In many developing countries, there are certain health problems faced by the public, one among them is Malaria. This tropical disease is mainly caused by Plasmodium falciparum. It is categorized as a disaster to public health, which increases both mortality and morbidity. Numerous drugs are in practice to control this disease and their vectors. Eco-friendly control tools are required to battle against vector of this significant disease.
Cas9/gRNA-mediated gene-drive systems have advanced development of genetic technologies for controlling vector-borne pathogen transmission. These technologies include population suppression approaches, genetic analogs of insecticidal techniques that reduce the number of insect vectors, and population modification (replacement/alteration) approaches, which interfere with competence to transmit pathogens.
Regulatory genes are often multifunctional and constrained, which results in evolutionary conservation. It is difficult to understand how a regulatory gene could be lost from one species' genome when it is essential for viability in closely related species. The gene paired is a classic Drosophila pair-rule gene, required for formation of alternate body segments in diverse insect species.
In 2012, an unusual outbreak of urban malaria was reported from Djibouti City in the Horn of Africa and increasingly severe outbreaks have been reported annually ever since. Subsequent investigations discovered the presence of an Asian mosquito species; Anopheles stephensi, a species known to thrive in urban environments. Since that first report, An. stephensi has been identified in Ethiopia and Sudan, and this worrying development has prompted the World Health Organization (WHO) to publish a vector alert calling for active mosquito surveillance in the region.
To understand the dynamics of malaria transmission, membrane feeding assays with glass feeders are used to assess the transmission potential of malaria infected individuals to mosquitoes. However, in some circumstances, use of these assays is hindered by both the blood volume requirement and the availability of fragile, specially crafted glass feeders. 3D printed plastic feeders that require very small volumes of blood would thus expand the utility of membrane feeding assays.
Models predicting disease transmission are vital tools for long-term planning of malaria reduction efforts, particularly for mitigating impacts of climate change. We compared temperature-dependent malaria transmission models when mosquito life-history traits were estimated from a truncated portion of the lifespan (a common practice) versus traits measured across the full lifespan.
While Iran is on the path to eliminating malaria, the disease with 4.9 million estimated cases and 9300 estimated deaths in 2018 remains a serious health problem in the World Health Organization (WHO) Eastern Mediterranean Region. Anopheles stephensi is the main malaria vector in Iran and its range extends from Iraq to western China. Recently, the vector invaded new territories in Sri Lanka and countries in the Horn of Africa. Insecticide resistance in An. stephensi is a potential issue in controlling the spread of this vector.

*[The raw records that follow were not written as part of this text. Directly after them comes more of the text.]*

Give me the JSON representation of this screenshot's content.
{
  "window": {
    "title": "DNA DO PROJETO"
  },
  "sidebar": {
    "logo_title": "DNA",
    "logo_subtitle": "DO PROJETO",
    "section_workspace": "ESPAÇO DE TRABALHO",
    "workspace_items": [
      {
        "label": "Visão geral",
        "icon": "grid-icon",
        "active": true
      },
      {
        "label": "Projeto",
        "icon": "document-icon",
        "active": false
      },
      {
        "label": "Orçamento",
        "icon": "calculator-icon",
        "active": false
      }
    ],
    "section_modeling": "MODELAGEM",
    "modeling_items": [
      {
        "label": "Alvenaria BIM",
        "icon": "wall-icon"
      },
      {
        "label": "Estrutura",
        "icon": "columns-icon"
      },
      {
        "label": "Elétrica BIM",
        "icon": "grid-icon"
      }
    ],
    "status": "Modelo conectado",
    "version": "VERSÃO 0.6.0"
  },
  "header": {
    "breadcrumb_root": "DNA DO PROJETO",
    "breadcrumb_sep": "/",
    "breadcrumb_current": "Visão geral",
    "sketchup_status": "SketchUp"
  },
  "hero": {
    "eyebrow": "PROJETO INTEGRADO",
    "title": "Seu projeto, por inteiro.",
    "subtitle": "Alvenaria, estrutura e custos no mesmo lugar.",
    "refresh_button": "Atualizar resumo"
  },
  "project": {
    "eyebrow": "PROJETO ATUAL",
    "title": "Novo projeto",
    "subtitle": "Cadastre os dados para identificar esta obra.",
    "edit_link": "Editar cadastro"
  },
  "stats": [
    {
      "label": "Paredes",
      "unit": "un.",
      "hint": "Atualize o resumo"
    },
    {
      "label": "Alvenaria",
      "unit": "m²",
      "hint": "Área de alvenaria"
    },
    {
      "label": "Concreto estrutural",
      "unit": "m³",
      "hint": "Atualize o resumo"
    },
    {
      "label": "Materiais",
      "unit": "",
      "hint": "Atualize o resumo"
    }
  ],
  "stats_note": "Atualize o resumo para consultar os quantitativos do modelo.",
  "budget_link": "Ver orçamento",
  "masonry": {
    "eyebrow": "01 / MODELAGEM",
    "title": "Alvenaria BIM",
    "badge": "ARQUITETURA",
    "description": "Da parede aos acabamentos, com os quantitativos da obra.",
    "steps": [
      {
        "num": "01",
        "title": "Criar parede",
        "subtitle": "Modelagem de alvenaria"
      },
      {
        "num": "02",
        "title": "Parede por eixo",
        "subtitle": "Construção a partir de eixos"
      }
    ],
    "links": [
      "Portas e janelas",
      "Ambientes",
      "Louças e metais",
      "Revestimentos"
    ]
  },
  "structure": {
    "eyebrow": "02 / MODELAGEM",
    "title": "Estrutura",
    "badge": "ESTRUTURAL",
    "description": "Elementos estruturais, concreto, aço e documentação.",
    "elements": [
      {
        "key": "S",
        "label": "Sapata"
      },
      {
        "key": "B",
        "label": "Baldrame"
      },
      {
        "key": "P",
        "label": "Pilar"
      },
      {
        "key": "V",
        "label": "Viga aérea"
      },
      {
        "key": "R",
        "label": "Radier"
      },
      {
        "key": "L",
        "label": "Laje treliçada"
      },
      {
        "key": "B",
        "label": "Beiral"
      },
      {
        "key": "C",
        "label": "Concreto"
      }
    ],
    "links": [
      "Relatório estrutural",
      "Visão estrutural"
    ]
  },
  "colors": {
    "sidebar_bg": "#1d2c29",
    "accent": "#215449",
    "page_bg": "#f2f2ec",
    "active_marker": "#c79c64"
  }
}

The mosquito's immune blood cells, 'hemocytes' imparts a highly selective immune response against various micro-organisms/pathogens. Among several immune effectors, FREPs (Fibrinogen related proteins) have been recognized as key modulator of cellular immune responses; however, their physiological relevance has not been investigated in detail. Our ongoing comparative RNA-Seq analysis identified a total of 13 FREPs originating from naïve sugar-fed, blood-fed, bacterial challenged, and Plasmodium vivax-infected hemocytes in the mosquito Anopheles stephensi hemocytes.
Sugar-feeding provides energy for mosquitoes. Facilitated glucose transporters (GLUTs) are responsible for the uptake of glucose in animals. However, knowledge of GLUTs function in Anopheles spp. is limited.
The movement of malaria vectors into new areas is a growing concern in the efforts to control malaria. The recent report of Anopheles stephensi in eastern Ethiopia has raised the necessity to understand the insecticide resistance status of the vector in the region to better inform vector-based interventions. The aim of this study was to evaluate insecticide resistance in An. stephensi in eastern Ethiopia using two approaches: (1) World Health Organization (WHO) bioassay tests in An. stephensi; and (2) genetic analysis of insecticide resistance genes in An. stephensi in eastern Ethiopia.